Plant-based diets are usually lower in saturated fat, cholesterol, and include higher levels of fibre as well as micronutrients such as magnesium, potassium, folate, and vitamins C and E. But frequently, when someone transitions to a plant-based diet they focus on what they are avoiding – animal products, rather than what they need to add. So, it can become challenging for them to get adequate amounts of protein and micronutrients. Fortunately, careful planning can help. Here are a few suggestions:
- The best plant-based sources of protein include beans, legumes, nuts, seeds, organic tofu, as well as high-protein whole grains such as quinoa. There are also minimally processed plant-based protein powders available.
- Supplement B-12 because it is only found in fortified animal products and nutritional yeast.
- Vitamin D3 is derived from animals. The best source of vitamin D is from the sun, but those with a plant-based lifestyle can also supplement with vitamin D2.
- Ensure you are getting enough calcium by eating plenty of dark leafy greens, beans, nuts, seeds, and organic tofu.
Speaking of plant-based, what are some of the benefits of drinking chlorophyll water / benefits of liquid chlorophyll?
Chlorophyll has been used as a health supplement for years, and a variety of studies suggest that it is helpful for skin conditions such as acne, body odors, and fighting cancer. Chlorophyll also has blood-building properties because it is similar to hemoglobin. So, it may be useful in treating hemoglobin deficiencies that are present in conditions such as anemia.
What’s one of your favorite organic/natural supplements or vitamins you recommended?
I only recommend organic supplements, and I love Garden of Life products. I always suggest that my clients take their first step toward a healthy life by taking the appropriate Garden of Life multi-vitamin with a full glass water every day. Often it’s the simple, easy steps – like that, that will keep people on track.
Any favorite health / nutrition podcasts or books you recommend to our readers?

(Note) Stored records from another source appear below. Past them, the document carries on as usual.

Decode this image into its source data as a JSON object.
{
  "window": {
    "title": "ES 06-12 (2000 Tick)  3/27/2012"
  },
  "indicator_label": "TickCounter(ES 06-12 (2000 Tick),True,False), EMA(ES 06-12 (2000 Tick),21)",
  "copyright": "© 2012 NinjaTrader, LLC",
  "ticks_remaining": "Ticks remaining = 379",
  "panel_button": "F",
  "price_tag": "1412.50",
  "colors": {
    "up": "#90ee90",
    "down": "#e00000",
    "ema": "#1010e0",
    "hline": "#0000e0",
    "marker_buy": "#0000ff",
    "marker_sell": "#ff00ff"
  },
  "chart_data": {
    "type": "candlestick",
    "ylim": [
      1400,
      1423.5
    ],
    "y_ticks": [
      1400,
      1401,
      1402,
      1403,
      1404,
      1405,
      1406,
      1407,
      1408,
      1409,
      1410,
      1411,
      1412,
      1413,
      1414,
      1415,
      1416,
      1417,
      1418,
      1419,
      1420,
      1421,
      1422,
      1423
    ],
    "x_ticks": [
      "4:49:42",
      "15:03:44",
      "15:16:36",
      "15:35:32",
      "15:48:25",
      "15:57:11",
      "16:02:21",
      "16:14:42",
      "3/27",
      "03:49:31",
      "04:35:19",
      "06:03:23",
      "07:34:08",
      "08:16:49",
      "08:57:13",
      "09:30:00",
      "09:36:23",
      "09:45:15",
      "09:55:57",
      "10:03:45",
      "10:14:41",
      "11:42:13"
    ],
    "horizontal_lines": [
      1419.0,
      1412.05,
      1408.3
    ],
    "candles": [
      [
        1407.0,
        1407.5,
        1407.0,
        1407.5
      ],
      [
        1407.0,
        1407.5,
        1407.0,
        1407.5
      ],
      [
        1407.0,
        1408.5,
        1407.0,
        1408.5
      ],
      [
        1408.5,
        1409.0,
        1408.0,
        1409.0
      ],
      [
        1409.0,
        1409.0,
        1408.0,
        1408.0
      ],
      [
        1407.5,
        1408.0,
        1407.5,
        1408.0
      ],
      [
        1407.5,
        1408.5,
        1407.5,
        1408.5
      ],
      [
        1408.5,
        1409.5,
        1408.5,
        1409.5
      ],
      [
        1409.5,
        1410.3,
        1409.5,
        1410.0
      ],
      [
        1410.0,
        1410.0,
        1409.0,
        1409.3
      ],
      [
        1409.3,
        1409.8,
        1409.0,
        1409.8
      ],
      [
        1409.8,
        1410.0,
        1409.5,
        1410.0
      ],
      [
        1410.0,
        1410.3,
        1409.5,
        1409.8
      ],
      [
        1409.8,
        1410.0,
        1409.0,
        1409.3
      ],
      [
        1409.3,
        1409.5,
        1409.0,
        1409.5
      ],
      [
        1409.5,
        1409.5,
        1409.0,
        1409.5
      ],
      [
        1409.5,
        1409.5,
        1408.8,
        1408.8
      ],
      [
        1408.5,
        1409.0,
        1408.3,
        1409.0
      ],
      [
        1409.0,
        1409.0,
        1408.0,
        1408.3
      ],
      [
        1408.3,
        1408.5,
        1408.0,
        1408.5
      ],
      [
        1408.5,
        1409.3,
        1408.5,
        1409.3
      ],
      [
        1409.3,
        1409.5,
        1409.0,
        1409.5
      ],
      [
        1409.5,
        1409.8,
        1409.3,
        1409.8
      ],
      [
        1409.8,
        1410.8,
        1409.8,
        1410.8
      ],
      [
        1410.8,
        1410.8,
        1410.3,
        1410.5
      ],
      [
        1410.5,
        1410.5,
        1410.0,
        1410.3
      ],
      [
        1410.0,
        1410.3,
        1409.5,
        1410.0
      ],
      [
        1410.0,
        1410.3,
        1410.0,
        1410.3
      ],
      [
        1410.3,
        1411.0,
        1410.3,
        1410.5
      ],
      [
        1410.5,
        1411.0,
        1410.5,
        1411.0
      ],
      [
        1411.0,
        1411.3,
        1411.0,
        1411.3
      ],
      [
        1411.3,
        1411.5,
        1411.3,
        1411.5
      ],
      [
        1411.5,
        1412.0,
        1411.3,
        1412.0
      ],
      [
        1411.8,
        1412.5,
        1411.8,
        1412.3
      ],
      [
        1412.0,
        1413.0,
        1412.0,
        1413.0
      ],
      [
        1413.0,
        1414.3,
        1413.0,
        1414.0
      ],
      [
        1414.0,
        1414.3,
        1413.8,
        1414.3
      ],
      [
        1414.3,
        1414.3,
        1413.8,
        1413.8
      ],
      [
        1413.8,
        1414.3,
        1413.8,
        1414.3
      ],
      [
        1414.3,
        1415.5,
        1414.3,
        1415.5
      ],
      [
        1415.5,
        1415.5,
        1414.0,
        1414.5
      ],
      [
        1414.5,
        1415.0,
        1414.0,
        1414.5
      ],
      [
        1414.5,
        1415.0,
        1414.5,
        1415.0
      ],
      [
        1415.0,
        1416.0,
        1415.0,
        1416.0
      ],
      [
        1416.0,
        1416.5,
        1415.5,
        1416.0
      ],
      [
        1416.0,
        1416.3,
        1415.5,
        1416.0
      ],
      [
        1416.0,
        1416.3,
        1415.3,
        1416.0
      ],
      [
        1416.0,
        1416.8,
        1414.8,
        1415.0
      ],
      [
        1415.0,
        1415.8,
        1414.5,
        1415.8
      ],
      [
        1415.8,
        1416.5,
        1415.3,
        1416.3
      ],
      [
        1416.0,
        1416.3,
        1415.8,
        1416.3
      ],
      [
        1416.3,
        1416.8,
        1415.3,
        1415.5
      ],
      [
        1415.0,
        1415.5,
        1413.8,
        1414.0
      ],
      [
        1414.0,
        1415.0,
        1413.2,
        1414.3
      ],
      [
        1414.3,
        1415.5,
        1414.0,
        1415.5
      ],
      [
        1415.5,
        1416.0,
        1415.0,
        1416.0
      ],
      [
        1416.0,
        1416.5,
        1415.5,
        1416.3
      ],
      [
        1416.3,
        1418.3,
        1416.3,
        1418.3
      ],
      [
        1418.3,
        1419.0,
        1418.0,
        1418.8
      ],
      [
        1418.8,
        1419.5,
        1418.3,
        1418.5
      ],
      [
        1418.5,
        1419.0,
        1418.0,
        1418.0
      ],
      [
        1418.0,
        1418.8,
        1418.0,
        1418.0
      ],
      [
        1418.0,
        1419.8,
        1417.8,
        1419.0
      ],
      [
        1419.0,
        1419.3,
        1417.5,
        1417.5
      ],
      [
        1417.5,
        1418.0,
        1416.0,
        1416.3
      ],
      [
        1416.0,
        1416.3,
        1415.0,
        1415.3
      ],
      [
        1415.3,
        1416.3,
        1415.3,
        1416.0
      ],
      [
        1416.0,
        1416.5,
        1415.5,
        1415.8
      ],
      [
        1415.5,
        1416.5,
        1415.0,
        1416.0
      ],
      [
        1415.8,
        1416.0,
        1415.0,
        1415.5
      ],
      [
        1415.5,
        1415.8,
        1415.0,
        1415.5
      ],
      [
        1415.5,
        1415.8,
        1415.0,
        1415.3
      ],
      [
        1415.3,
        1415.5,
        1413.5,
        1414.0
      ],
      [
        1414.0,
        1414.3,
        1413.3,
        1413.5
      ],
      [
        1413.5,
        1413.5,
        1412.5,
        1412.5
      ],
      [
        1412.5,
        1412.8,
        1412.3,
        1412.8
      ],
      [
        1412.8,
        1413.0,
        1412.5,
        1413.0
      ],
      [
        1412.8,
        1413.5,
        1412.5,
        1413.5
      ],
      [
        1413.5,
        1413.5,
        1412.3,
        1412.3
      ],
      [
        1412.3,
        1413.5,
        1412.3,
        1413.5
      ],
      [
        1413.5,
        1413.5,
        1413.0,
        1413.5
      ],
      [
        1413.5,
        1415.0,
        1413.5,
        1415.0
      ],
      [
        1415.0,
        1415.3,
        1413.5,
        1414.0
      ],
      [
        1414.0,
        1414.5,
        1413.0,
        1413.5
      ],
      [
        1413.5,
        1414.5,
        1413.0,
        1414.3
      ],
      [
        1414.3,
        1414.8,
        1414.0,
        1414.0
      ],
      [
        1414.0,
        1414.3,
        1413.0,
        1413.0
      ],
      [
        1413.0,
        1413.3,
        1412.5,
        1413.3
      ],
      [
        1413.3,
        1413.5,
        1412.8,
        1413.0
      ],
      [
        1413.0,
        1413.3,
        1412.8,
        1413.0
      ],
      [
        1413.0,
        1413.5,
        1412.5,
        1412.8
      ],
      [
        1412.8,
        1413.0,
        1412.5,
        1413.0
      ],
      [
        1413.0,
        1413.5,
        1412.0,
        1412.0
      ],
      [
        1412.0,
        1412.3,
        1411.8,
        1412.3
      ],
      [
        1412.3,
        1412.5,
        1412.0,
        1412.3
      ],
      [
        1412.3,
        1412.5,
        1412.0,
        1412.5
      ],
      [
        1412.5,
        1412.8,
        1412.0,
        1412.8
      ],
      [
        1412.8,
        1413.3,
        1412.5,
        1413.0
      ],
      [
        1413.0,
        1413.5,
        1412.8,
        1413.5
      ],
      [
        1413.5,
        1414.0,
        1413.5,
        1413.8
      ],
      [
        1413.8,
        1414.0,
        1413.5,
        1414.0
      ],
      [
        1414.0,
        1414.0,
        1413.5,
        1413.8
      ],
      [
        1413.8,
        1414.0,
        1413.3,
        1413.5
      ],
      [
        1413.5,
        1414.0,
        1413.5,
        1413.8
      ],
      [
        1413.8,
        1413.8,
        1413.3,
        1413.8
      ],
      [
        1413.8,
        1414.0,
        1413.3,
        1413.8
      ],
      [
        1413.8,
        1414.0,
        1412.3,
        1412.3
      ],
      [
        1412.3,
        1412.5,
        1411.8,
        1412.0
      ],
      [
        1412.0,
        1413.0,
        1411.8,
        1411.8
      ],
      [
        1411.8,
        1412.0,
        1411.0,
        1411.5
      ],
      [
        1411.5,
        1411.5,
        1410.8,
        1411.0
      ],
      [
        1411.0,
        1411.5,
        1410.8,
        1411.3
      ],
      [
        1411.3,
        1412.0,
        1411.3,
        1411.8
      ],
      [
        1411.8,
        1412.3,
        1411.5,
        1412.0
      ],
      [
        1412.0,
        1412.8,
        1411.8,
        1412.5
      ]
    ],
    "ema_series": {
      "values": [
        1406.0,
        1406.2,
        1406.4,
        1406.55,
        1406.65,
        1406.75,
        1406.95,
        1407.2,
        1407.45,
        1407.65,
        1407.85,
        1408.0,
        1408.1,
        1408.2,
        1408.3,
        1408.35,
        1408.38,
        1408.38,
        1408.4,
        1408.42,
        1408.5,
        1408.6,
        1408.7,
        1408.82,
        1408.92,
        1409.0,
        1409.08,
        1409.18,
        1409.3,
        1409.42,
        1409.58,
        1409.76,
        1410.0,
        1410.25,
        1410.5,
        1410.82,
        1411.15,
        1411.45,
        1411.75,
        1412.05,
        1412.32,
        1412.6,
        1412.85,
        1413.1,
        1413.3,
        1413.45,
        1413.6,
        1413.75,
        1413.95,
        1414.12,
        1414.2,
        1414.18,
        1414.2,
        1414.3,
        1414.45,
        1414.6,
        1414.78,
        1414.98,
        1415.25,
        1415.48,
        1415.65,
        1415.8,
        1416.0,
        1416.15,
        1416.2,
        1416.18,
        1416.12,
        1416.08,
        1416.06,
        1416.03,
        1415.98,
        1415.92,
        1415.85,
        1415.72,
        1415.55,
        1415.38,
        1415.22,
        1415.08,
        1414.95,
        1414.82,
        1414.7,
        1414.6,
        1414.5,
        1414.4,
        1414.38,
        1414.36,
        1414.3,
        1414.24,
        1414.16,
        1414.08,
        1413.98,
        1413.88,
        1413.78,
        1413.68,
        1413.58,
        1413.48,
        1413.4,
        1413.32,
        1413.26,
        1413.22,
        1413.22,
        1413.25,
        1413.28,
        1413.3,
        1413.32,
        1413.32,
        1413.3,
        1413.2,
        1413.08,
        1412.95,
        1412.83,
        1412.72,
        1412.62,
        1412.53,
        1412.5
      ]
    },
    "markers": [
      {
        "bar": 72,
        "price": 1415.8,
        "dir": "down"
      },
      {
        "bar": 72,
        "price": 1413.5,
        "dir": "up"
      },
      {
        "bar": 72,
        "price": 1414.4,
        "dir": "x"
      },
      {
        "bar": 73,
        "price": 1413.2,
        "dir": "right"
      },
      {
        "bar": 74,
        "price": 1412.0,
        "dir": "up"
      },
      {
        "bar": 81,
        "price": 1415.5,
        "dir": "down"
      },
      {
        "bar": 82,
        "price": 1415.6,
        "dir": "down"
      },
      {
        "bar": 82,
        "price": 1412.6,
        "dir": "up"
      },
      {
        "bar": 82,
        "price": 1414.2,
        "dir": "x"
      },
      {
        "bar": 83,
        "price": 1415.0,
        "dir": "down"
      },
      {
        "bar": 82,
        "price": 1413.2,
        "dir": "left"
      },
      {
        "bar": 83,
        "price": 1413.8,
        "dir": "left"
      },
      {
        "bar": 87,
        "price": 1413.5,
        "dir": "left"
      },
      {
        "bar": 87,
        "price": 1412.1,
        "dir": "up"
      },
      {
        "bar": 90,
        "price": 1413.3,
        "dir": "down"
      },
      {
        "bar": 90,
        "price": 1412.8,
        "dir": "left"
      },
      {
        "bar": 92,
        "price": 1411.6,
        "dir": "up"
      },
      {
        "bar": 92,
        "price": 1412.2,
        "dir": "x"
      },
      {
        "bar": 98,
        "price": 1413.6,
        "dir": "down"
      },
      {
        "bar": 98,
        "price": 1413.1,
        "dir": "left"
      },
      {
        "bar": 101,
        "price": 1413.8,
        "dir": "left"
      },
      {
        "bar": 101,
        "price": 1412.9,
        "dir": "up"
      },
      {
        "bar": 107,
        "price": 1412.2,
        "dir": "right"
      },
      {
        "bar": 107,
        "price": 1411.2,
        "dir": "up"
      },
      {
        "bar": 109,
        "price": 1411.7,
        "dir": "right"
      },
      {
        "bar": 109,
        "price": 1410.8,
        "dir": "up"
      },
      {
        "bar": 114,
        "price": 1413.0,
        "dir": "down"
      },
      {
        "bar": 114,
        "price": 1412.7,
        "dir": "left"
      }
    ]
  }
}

I love watching FlavCity with Bobby Parish on YouTube because he films his healthy shopping in stores like Costco that most people have convenient access to. It makes it easy for people to be better equipped to shop in big-box retailers and still chose the healthiest products.
Where can our readers find you? (Instagram, Facebook, etc)
I’m getting ready to launch my new website at aimeericca.com. I’m really excited about it because it will provide helpful and practical resources that simplify health and nutrition information to help people live better.
I also post videos to my YouTube channel three times a week. These videos will be integrated with resources on my website when it goes live.
I also have my figure skating website and am @aimeericca on Pinterest, Instagram, Twitter, and Facebook